I glanced at my watch….12:30 pm. I was ecstatic, especially after having watched the “early bird” disappear never to be seen again just hours before. I announced that this was my “Birthday Bird,” since this hunt took place over my birthday and he was indeed a fine present; of that I was sure! He weighed 21 lbs., had a 9½” beard and 1¼” spurs.
After tagging it and calling in to register my kill, we headed back to the lodge, where we were greeted by Lisa, who had also shot a mature bird at 6:30 am in the morning. We laughed at how our plans had worked out perfectly! After some photos with everyone, we headed out for some Bass fishing with guides “Beaver” and “Kevin,” and had a beautiful and successful afternoon on the water.
Thanks go out to Brenda Valentine for inviting me to this wonderful hunt and to Wilbur Engelhart and the entire staff and guides at Peabody for such great service and for the new friendships I made.
For more information about the great hunting and accommodations at Waterside Lodge, go to www.PeabodyRecreationalLands.com

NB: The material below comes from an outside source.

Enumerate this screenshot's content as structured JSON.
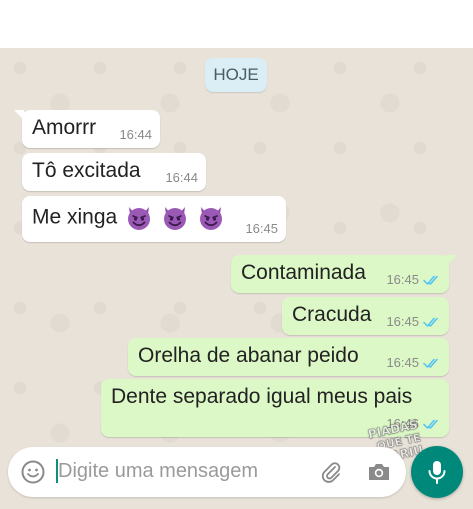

Or call #1-866-PRL-INFO and ask for Wilbur Engelhardt
Turkey Gear used:
© July 2006